‘My sister didn’t get it and that was fine. This was no time to remind her that borrowed hearts don’t last forever; I might not be around to see Farah and Darya grow up; we weren’t going to get old together, she and I. That knowledge was always there, and even though I tried to keep it small and safe at the back of my mind, how could it not affect the way I lived the shorter life I was bound to have?’

I did really enjoy the sister bond between Vivi and Imogen and the sidebar issue of Imogen’s fracturing and the long term effects on her that stemmed from growing up as the older sister of someone who was constantly facing death.

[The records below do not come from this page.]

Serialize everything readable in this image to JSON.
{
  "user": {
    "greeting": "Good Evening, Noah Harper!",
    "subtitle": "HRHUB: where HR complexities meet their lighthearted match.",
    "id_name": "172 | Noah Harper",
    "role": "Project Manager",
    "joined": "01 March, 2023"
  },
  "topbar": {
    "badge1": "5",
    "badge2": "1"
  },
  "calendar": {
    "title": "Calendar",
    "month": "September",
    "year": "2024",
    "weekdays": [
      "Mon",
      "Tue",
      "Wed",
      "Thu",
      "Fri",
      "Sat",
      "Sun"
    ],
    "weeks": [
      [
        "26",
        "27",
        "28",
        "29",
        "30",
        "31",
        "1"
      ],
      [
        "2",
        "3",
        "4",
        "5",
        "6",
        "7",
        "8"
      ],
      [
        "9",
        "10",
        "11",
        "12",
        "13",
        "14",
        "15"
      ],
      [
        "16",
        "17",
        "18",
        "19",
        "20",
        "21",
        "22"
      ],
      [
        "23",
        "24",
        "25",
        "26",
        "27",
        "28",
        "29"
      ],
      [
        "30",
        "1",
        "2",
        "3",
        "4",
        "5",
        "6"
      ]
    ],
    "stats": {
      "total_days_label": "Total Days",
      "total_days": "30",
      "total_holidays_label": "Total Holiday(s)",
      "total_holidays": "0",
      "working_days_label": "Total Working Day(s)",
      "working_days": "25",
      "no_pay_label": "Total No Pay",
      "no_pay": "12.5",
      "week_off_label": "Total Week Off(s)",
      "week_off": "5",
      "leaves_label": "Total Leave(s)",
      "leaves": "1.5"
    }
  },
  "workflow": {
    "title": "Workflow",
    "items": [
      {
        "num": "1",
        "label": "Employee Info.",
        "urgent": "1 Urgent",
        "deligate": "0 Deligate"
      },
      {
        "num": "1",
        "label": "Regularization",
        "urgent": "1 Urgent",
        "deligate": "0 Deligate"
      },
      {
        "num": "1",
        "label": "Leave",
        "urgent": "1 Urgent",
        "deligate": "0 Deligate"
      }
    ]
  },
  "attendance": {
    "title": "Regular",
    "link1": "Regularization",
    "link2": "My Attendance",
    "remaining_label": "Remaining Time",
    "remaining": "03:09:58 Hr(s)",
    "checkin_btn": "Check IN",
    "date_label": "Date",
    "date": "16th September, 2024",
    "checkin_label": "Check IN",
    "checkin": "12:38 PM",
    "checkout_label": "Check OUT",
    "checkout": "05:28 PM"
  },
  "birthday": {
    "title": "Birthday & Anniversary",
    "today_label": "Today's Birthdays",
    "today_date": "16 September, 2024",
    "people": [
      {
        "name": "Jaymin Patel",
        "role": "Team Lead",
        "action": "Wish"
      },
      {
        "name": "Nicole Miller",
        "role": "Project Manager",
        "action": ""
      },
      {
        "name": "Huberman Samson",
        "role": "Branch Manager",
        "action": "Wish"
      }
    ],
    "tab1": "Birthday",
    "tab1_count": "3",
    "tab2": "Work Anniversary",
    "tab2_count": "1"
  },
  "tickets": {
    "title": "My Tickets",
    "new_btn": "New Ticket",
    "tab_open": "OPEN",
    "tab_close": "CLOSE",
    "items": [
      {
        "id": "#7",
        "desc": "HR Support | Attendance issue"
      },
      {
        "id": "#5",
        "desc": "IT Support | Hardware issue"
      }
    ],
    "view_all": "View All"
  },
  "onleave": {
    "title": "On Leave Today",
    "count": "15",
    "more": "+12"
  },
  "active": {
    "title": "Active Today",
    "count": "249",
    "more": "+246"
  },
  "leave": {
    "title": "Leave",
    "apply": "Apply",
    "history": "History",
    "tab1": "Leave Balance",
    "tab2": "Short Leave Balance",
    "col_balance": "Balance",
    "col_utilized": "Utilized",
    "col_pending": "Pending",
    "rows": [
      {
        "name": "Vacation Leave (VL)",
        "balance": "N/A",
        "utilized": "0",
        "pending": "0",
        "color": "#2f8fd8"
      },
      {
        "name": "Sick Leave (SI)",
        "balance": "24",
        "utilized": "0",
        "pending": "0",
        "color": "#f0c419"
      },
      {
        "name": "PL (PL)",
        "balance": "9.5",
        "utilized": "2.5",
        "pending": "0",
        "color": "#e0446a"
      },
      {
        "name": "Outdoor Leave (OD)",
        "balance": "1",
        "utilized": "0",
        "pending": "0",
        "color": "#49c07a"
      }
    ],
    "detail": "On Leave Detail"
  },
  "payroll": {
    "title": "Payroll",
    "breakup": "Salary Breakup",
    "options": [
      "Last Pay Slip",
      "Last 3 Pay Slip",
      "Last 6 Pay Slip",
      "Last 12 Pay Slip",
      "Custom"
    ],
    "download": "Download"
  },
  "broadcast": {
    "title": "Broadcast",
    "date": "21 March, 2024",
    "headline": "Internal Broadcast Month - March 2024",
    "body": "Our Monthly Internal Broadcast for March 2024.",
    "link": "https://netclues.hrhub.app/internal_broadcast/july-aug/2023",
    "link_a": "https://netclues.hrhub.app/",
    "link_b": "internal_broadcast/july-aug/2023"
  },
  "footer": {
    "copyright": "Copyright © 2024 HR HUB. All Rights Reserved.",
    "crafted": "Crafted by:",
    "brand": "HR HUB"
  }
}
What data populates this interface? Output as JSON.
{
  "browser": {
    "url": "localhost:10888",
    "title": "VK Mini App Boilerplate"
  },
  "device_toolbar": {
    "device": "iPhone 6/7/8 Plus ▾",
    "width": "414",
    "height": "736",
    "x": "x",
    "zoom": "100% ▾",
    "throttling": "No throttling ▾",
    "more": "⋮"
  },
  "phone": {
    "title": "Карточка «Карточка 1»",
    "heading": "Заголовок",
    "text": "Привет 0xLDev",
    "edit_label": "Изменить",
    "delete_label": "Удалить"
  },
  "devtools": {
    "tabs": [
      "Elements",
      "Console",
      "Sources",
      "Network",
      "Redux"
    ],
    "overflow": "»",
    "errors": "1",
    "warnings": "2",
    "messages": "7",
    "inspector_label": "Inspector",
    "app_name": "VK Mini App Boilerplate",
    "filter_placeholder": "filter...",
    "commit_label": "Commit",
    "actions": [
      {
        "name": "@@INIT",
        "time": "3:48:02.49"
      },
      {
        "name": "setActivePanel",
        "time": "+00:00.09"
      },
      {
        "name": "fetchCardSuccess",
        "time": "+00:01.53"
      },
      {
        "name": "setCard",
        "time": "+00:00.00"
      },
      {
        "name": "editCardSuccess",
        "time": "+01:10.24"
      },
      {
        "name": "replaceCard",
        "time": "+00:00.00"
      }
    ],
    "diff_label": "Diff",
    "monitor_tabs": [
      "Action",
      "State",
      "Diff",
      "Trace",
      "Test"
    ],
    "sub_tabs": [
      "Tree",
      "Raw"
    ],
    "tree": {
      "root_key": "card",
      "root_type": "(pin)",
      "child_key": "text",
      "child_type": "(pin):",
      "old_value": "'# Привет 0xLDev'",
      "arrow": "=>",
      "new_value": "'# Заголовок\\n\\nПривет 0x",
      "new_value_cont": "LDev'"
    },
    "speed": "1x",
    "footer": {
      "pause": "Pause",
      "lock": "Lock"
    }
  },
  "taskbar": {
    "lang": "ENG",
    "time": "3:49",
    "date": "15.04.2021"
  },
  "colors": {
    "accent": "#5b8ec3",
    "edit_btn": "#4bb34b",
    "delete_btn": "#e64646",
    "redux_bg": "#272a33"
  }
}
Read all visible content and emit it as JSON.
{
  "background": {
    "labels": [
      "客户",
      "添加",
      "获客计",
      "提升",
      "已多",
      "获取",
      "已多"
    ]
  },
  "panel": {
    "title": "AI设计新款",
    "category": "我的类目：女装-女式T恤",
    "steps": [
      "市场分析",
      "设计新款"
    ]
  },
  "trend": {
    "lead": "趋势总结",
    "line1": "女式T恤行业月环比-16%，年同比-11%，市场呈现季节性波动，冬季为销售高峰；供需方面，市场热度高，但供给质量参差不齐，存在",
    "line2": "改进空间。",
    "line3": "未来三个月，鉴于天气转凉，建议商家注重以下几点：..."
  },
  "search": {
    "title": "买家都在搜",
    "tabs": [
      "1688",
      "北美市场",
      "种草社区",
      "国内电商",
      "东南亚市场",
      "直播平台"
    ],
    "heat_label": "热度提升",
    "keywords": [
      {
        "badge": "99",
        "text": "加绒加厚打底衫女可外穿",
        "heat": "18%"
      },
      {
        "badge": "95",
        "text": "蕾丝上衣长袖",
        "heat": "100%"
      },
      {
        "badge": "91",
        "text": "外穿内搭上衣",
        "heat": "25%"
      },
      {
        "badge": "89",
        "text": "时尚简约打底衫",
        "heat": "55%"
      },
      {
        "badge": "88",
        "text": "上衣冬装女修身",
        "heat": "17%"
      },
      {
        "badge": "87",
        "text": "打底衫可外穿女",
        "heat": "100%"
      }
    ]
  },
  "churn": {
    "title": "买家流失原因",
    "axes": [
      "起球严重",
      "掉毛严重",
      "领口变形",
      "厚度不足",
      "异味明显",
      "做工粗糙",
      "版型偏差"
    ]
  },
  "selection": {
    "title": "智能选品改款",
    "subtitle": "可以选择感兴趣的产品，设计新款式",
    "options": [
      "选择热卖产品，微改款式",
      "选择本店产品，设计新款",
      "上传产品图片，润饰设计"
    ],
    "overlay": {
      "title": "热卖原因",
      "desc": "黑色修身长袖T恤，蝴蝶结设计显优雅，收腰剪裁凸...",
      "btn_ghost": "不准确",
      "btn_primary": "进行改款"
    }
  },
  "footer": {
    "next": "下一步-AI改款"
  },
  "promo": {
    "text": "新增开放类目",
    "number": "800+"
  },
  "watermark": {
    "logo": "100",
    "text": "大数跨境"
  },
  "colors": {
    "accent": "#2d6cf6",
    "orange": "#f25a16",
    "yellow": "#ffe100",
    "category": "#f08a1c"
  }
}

The relationship between the sisters was heartfelt and relatable, and I enjoyed the very real affection they had for each other and the way in which this played out through their dialogue and text messaging.

‘When you have another person’s heart inside your chest it is natural to worry about every flutter, each moment when your heart seems to skip a beat or hammer out too many, any sense of tightness or sharp pain. You don’t shrug off those things, assuming there is nothing to be concerned about like other people might.’

Above all though, this novel offers a great deal of insight into the entire process of organ donation stretching beyond the transplant. There were many things I had no idea about and was surprised to discover. I honestly didn’t know the extent to which the battle for life continued for the recipient, and nor did I realise that their life was still shortened, that the transplant doesn’t ‘save’ them, it just gives them extra years and an improved, but not wholly well, quality of life. This was the first novel by Nicky Pellegrino that I’ve read and it was a brilliant introduction to her work. I can highly recommend this one and look forward to reading more of her books.

☕☕☕☕☕


Thanks is extended to Hachette Australia for providing me with a copy of Tiny Pieces of Us for review.


About the Author:

When Nicky Pellegrino’s Italian father came to England he fell in love with and married a Liverpool girl. He brought to his new family his passion for food and instilled in them what all Italians know – that you live to eat instead of eating to live. This Italian mantra is the inspiration behind Nicky’s delicious novels. When Nicky met and married a New Zealander she moved to Auckland where she works as a journalist and edits a woman’s magazine.


Tiny Pieces of Us
Published by Hachette New Zealand
Released 30th June 2020

10 thoughts on “Book Review: Tiny Pieces of Us by Nicky Pellegrino

  1. I don’t think I’ve read many books (if any) about organ donation. It sounds like an interesting story, but ooohh the mother’s fixation on the donor recipients definitely sounds unhealthy to me. But we all respond differently to grief, so of course I am in no position to judge her. Great review, Theresa.

    Liked by 1 person

    • Thanks. Yes, there was a lot in this one to mull over. Even though I am a mother and I could understand the depth of her grief, the mother’s fixation on the organs was worrisome. There were times where her behaviour really stretched the limits of what was appropriate and what was not.

      Liked by 1 person

Leave a Reply

Fill in your details below or click an icon to log in:

WordPress.com Logo

You are commenting using your WordPress.com account. Log Out /  Change )

Google photo

You are commenting using your Google account. Log Out /  Change )

Twitter picture

You are commenting using your Twitter account. Log Out /  Change )

Facebook photo

You are commenting using your Facebook account. Log Out /  Change )

Connecting to %s